**Task objective**
In the records that follow, show each line where the word "pips" is present.

**Supplied material**
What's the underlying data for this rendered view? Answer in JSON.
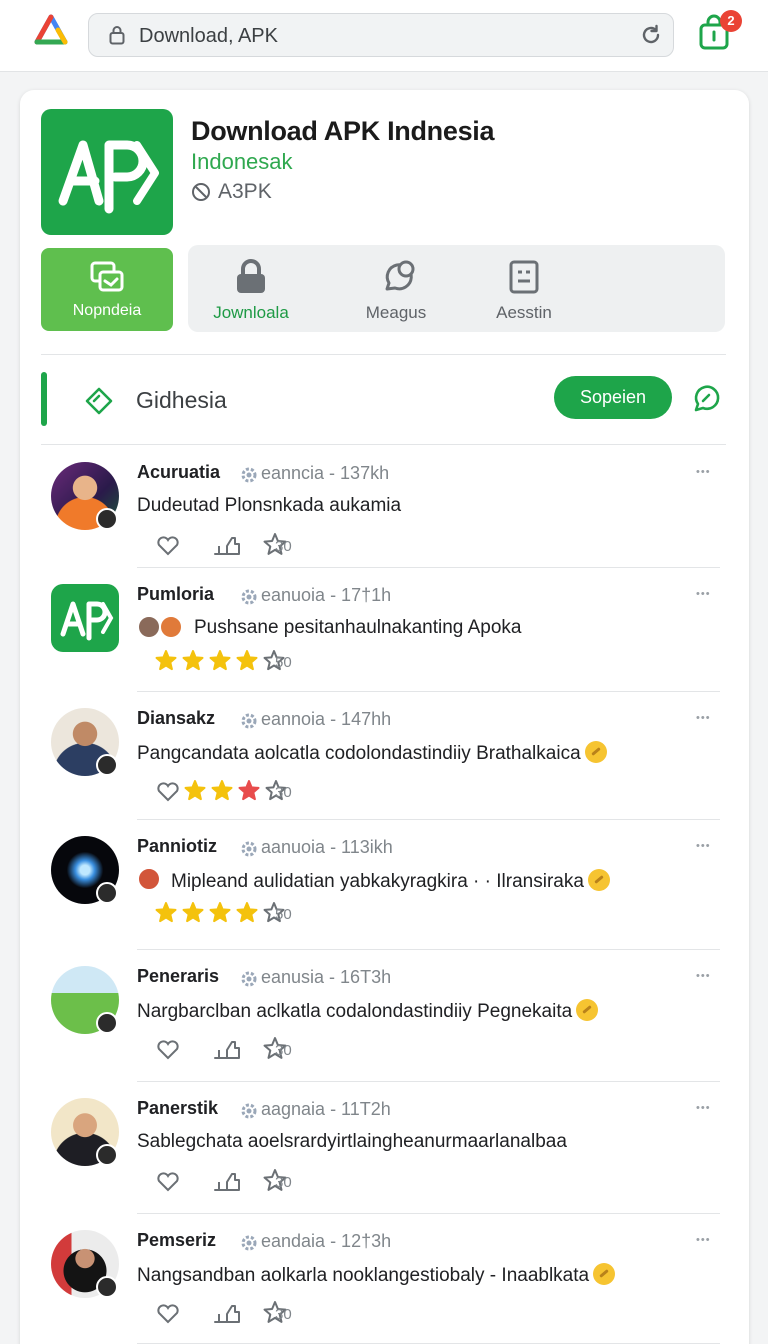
{
  "browser": {
    "url": "Download, APK",
    "notification_count": "2"
  },
  "app": {
    "title": "Download APK Indnesia",
    "subtitle": "Indonesak",
    "developer": "A3PK",
    "icon_text": "AP"
  },
  "actions": {
    "primary_label": "Nopndeia",
    "items": [
      {
        "label": "Jownloala",
        "icon": "lock-icon"
      },
      {
        "label": "Meagus",
        "icon": "chat-bubble-icon"
      },
      {
        "label": "Aesstin",
        "icon": "document-icon"
      }
    ]
  },
  "section": {
    "title": "Gidhesia",
    "button_label": "Sopeien"
  },
  "colors": {
    "brand_green": "#1ea54a",
    "button_light_green": "#5fbf4e",
    "star_gold": "#f4c20d",
    "star_red": "#e84c4c"
  },
  "posts": [
    {
      "name": "Acuruatia",
      "meta": "eanncia - 137kh",
      "text": "Dudeutad Plonsnkada aukamia",
      "count": "30",
      "rating": null
    },
    {
      "name": "Pumloria",
      "meta": "eanuoia - 17†1h",
      "text": "Pushsane pesitanhaulnakanting Apoka",
      "count": "50",
      "rating": 4,
      "red_stars": 0
    },
    {
      "name": "Diansakz",
      "meta": "eannoia - 147hh",
      "text": "Pangcandata aolcatla codolondastindiiy Brathalkaica",
      "count": "30",
      "rating": 3,
      "red_stars": 1
    },
    {
      "name": "Panniotiz",
      "meta": "aanuoia - 113ikh",
      "text": "Mipleand aulidatian yabkakyragkira · · Ilransiraka",
      "count": "50",
      "rating": 4,
      "red_stars": 0
    },
    {
      "name": "Peneraris",
      "meta": "eanusia - 16T3h",
      "text": "Nargbarclban aclkatla codalondastindiiy Pegnekaita",
      "count": "30",
      "rating": null
    },
    {
      "name": "Panerstik",
      "meta": "aagnaia - 11T2h",
      "text": "Sablegchata aoelsrardyirtlaingheanurmaarlanalbaa",
      "count": "30",
      "rating": null
    },
    {
      "name": "Pemseriz",
      "meta": "eandaia - 12†3h",
      "text": "Nangsandban aolkarla nooklangestiobaly - Inaablkata",
      "count": "30",
      "rating": null
    }
  ]
}
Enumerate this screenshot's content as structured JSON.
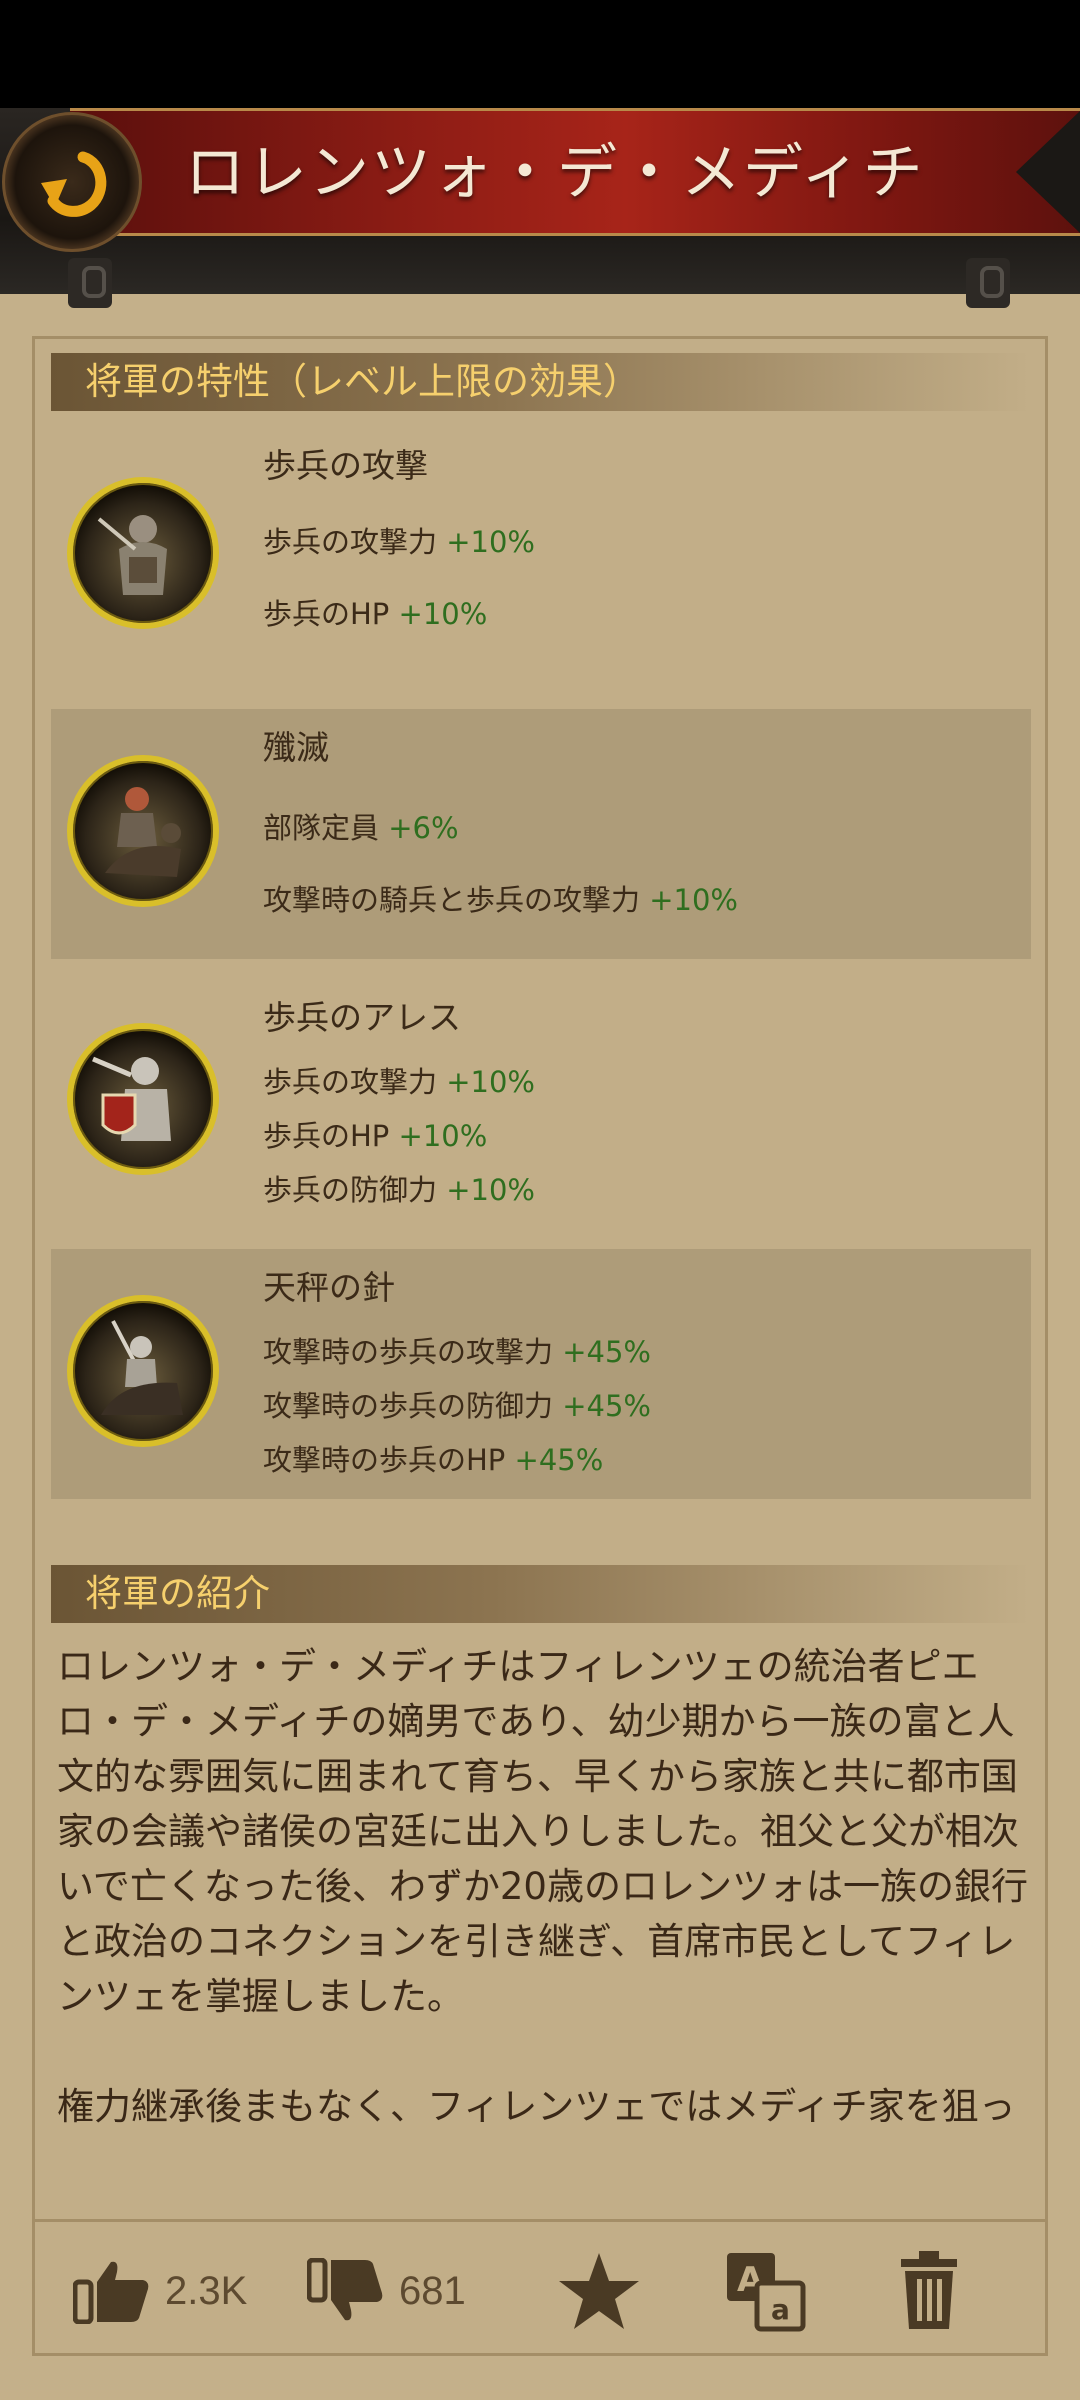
{
  "header": {
    "title": "ロレンツォ・デ・メディチ",
    "back_icon": "back-arrow-icon"
  },
  "traits_section": {
    "heading": "将軍の特性（レベル上限の効果）"
  },
  "traits": [
    {
      "name": "歩兵の攻撃",
      "portrait": "infantry-knight-portrait",
      "stats": [
        {
          "label": "歩兵の攻撃力",
          "value": "+10%"
        },
        {
          "label": "歩兵のHP",
          "value": "+10%"
        }
      ]
    },
    {
      "name": "殲滅",
      "portrait": "cavalry-rider-portrait",
      "stats": [
        {
          "label": "部隊定員",
          "value": "+6%"
        },
        {
          "label": "攻撃時の騎兵と歩兵の攻撃力",
          "value": "+10%"
        }
      ]
    },
    {
      "name": "歩兵のアレス",
      "portrait": "armored-shield-knight-portrait",
      "stats": [
        {
          "label": "歩兵の攻撃力",
          "value": "+10%"
        },
        {
          "label": "歩兵のHP",
          "value": "+10%"
        },
        {
          "label": "歩兵の防御力",
          "value": "+10%"
        }
      ]
    },
    {
      "name": "天秤の針",
      "portrait": "mounted-lancer-portrait",
      "stats": [
        {
          "label": "攻撃時の歩兵の攻撃力",
          "value": "+45%"
        },
        {
          "label": "攻撃時の歩兵の防御力",
          "value": "+45%"
        },
        {
          "label": "攻撃時の歩兵のHP",
          "value": "+45%"
        }
      ]
    }
  ],
  "intro_section": {
    "heading": "将軍の紹介"
  },
  "bio": {
    "text": "ロレンツォ・デ・メディチはフィレンツェの統治者ピエロ・デ・メディチの嫡男であり、幼少期から一族の富と人文的な雰囲気に囲まれて育ち、早くから家族と共に都市国家の会議や諸侯の宮廷に出入りしました。祖父と父が相次いで亡くなった後、わずか20歳のロレンツォは一族の銀行と政治のコネクションを引き継ぎ、首席市民としてフィレンツェを掌握しました。\n\n権力継承後まもなく、フィレンツェではメディチ家を狙ったパッツィの陰謀が発生しました。ロレンツォの弟はその場で死亡し、ロレンツォ自身も暗殺されかけ"
  },
  "actions": {
    "like": {
      "icon": "thumbs-up-icon",
      "count": "2.3K"
    },
    "dislike": {
      "icon": "thumbs-down-icon",
      "count": "681"
    },
    "favorite": {
      "icon": "star-icon"
    },
    "translate": {
      "icon": "translate-icon"
    },
    "delete": {
      "icon": "trash-icon"
    }
  },
  "colors": {
    "accent_gold": "#f6d06d",
    "stat_green": "#2f6e1f",
    "banner_red": "#a72419",
    "background": "#c4b08a"
  }
}
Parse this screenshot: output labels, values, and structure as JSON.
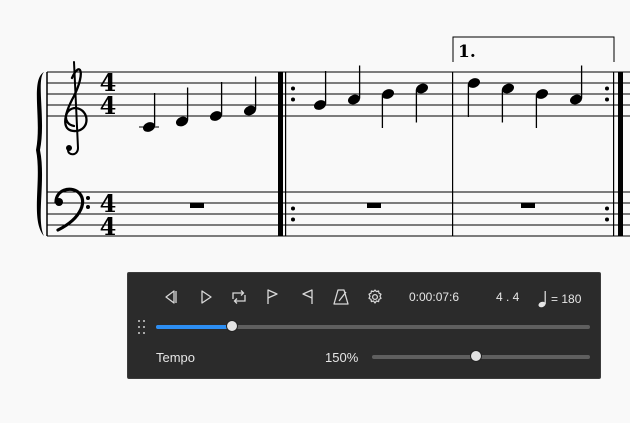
{
  "score": {
    "ending_label": "1.",
    "time_signature": {
      "numerator": "4",
      "denominator": "4"
    },
    "clefs": {
      "treble": "treble-clef",
      "bass": "bass-clef"
    },
    "treble_measures": [
      {
        "notes": [
          "C4",
          "D4",
          "E4",
          "F4"
        ]
      },
      {
        "notes": [
          "G4",
          "A4",
          "B4",
          "C5"
        ],
        "repeat": "start"
      },
      {
        "notes": [
          "D5",
          "C5",
          "B4",
          "A4"
        ],
        "repeat": "end",
        "ending": "1."
      }
    ],
    "bass_measures": [
      {
        "rest": "whole"
      },
      {
        "rest": "whole",
        "repeat": "start"
      },
      {
        "rest": "whole",
        "repeat": "end"
      }
    ]
  },
  "playback": {
    "icons": [
      "rewind-icon",
      "play-icon",
      "loop-icon",
      "loop-in-icon",
      "loop-out-icon",
      "metronome-icon",
      "settings-icon"
    ],
    "time": "0:00:07:6",
    "position": "4 . 4",
    "tempo_marking": "= 180",
    "progress": 0.176,
    "tempo_label": "Tempo",
    "tempo_percent": "150%",
    "tempo_slider": 0.478,
    "colors": {
      "panel": "#2b2b2b",
      "accent": "#2d8ef2",
      "icon": "#d8d8d8"
    }
  }
}
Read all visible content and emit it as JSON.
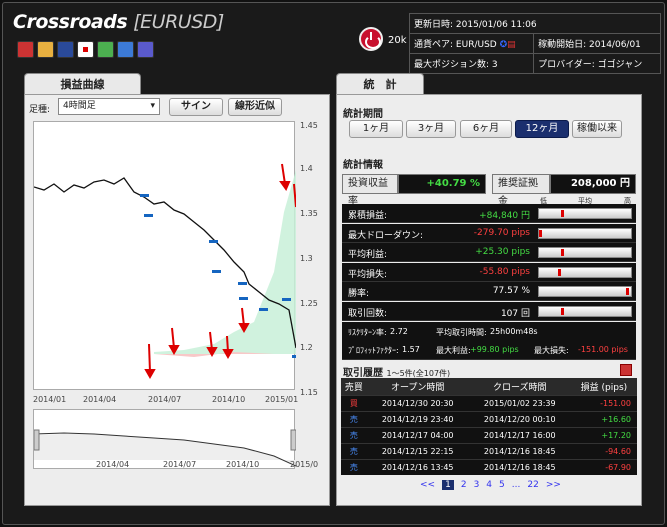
{
  "header": {
    "app_title": "Crossroads",
    "pair": "[EURUSD]",
    "power_count": "20k",
    "updated_label": "更新日時:",
    "updated_value": "2015/01/06 11:06",
    "pair_label": "通貨ペア:",
    "pair_value": "EUR/USD",
    "start_label": "稼動開始日:",
    "start_value": "2014/06/01",
    "maxpos_label": "最大ポジション数:",
    "maxpos_value": "3",
    "provider_label": "プロバイダー:",
    "provider_value": "ゴゴジャン",
    "icons": [
      "trophy-icon",
      "ranking-icon",
      "top100-icon",
      "japan-flag-icon",
      "puzzle-icon",
      "bubble-icon",
      "globe-icon"
    ]
  },
  "left": {
    "tab": "損益曲線",
    "footer_label": "足種:",
    "footer_value": "4時間足",
    "sign_button": "サイン",
    "linear_button": "線形近似",
    "y_ticks": [
      "1.45",
      "1.4",
      "1.35",
      "1.3",
      "1.25",
      "1.2",
      "1.15"
    ],
    "x_ticks": [
      "2014/01",
      "2014/04",
      "2014/07",
      "2014/10",
      "2015/01"
    ],
    "nav_ticks": [
      "2014/04",
      "2014/07",
      "2014/10",
      "2015/0"
    ]
  },
  "right": {
    "tab": "統　計",
    "period_title": "統計期間",
    "periods": [
      "1ヶ月",
      "3ヶ月",
      "6ヶ月",
      "12ヶ月",
      "稼働以来"
    ],
    "selected_period": "12ヶ月",
    "stats_title": "統計情報",
    "roi_label": "投資収益率",
    "roi_value": "+40.79 %",
    "margin_label": "推奨証拠金",
    "margin_value": "208,000 円",
    "scale_low": "低",
    "scale_avg": "平均",
    "scale_high": "高",
    "rows": [
      {
        "label": "累積損益:",
        "value": "+84,840 円",
        "color": "#44dd44",
        "marker": 0.25
      },
      {
        "label": "最大ドローダウン:",
        "value": "-279.70 pips",
        "color": "#ff4040",
        "marker": 0.0
      },
      {
        "label": "平均利益:",
        "value": "+25.30 pips",
        "color": "#44dd44",
        "marker": 0.25
      },
      {
        "label": "平均損失:",
        "value": "-55.80 pips",
        "color": "#ff4040",
        "marker": 0.22
      },
      {
        "label": "勝率:",
        "value": "77.57 %",
        "color": "#ffffff",
        "marker": 0.99
      },
      {
        "label": "取引回数:",
        "value": "107 回",
        "color": "#ffffff",
        "marker": 0.25
      }
    ],
    "extra1_label": "ﾘｽｸﾘﾀｰﾝ率:",
    "extra1_value": "2.72",
    "extra2_label": "平均取引時間:",
    "extra2_value": "25h00m48s",
    "extra3_label": "ﾌﾟﾛﾌｨｯﾄﾌｧｸﾀｰ:",
    "extra3_value": "1.57",
    "extra4_label": "最大利益:",
    "extra4_value": "+99.80 pips",
    "extra5_label": "最大損失:",
    "extra5_value": "-151.00 pips",
    "history_title": "取引履歴",
    "history_count": "1〜5件(全107件)",
    "columns": [
      "売買",
      "オープン時間",
      "クローズ時間",
      "損益 (pips)"
    ],
    "trades": [
      {
        "side": "買",
        "open": "2014/12/30 20:30",
        "close": "2015/01/02 23:39",
        "pnl": "-151.00"
      },
      {
        "side": "売",
        "open": "2014/12/19 23:40",
        "close": "2014/12/20 00:10",
        "pnl": "+16.60"
      },
      {
        "side": "売",
        "open": "2014/12/17 04:00",
        "close": "2014/12/17 16:00",
        "pnl": "+17.20"
      },
      {
        "side": "売",
        "open": "2014/12/15 22:15",
        "close": "2014/12/16 18:45",
        "pnl": "-94.60"
      },
      {
        "side": "売",
        "open": "2014/12/16 13:45",
        "close": "2014/12/16 18:45",
        "pnl": "-67.90"
      }
    ],
    "pager": [
      "<<",
      "1",
      "2",
      "3",
      "4",
      "5",
      "...",
      "22",
      ">>"
    ],
    "pager_current": "1"
  }
}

**Answer box**
        "value": "-279.70 pips",
        "value": "+25.30 pips",
        "value": "-55.80 pips",
    "extra4_value": "+99.80 pips",
    "extra5_value": "-151.00 pips",
      "損益 (pips)"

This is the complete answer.